Your task
Answer with a single number stating how many lines of the entries below include the string "this".

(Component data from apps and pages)
■ ■ ■ ■ ■ ■ ■

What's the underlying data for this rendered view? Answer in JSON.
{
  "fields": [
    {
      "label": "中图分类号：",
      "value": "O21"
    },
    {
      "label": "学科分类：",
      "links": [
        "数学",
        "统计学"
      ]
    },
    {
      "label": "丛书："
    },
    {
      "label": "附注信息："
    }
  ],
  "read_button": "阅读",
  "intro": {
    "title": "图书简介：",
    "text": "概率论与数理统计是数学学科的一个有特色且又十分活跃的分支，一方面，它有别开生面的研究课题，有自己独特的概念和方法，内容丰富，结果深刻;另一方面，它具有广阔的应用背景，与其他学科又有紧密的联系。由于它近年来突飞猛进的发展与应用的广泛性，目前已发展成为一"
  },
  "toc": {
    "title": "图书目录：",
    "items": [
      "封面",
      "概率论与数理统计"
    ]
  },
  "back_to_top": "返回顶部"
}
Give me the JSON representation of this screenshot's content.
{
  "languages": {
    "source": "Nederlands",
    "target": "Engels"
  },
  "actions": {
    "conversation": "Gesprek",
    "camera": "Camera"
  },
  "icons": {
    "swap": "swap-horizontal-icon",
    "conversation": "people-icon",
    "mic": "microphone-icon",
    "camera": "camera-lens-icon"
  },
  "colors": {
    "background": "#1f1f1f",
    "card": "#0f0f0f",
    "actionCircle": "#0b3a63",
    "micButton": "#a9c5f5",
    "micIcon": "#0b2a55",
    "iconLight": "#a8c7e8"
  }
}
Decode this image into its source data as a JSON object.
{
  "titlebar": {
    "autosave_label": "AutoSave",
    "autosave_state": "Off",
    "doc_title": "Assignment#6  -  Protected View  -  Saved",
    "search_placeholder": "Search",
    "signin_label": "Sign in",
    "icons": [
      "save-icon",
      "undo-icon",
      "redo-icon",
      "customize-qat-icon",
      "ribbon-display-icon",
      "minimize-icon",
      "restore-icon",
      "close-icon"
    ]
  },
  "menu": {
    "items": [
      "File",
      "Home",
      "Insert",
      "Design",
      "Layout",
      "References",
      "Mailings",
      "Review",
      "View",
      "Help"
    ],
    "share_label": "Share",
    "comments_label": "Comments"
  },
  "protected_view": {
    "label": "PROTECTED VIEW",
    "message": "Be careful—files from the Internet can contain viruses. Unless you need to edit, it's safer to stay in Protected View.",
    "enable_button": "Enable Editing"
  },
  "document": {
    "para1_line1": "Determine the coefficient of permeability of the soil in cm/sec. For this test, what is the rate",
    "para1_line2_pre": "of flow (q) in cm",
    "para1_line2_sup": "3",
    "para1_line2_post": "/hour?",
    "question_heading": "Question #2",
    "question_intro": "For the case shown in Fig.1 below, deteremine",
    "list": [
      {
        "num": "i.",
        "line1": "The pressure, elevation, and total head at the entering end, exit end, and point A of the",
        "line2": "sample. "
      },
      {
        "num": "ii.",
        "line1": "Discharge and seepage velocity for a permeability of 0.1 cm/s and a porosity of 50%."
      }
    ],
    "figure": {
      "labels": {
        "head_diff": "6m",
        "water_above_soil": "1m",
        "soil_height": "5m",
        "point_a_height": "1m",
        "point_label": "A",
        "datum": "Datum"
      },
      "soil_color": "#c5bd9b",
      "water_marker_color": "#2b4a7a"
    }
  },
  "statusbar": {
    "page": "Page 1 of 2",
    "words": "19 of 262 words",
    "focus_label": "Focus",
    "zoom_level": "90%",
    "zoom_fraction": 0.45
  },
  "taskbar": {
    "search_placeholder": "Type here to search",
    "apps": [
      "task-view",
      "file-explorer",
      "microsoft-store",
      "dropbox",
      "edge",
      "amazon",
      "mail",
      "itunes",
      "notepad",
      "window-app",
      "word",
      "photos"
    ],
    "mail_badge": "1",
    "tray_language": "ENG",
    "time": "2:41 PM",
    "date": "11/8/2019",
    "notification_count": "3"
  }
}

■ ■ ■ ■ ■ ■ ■

Response box
4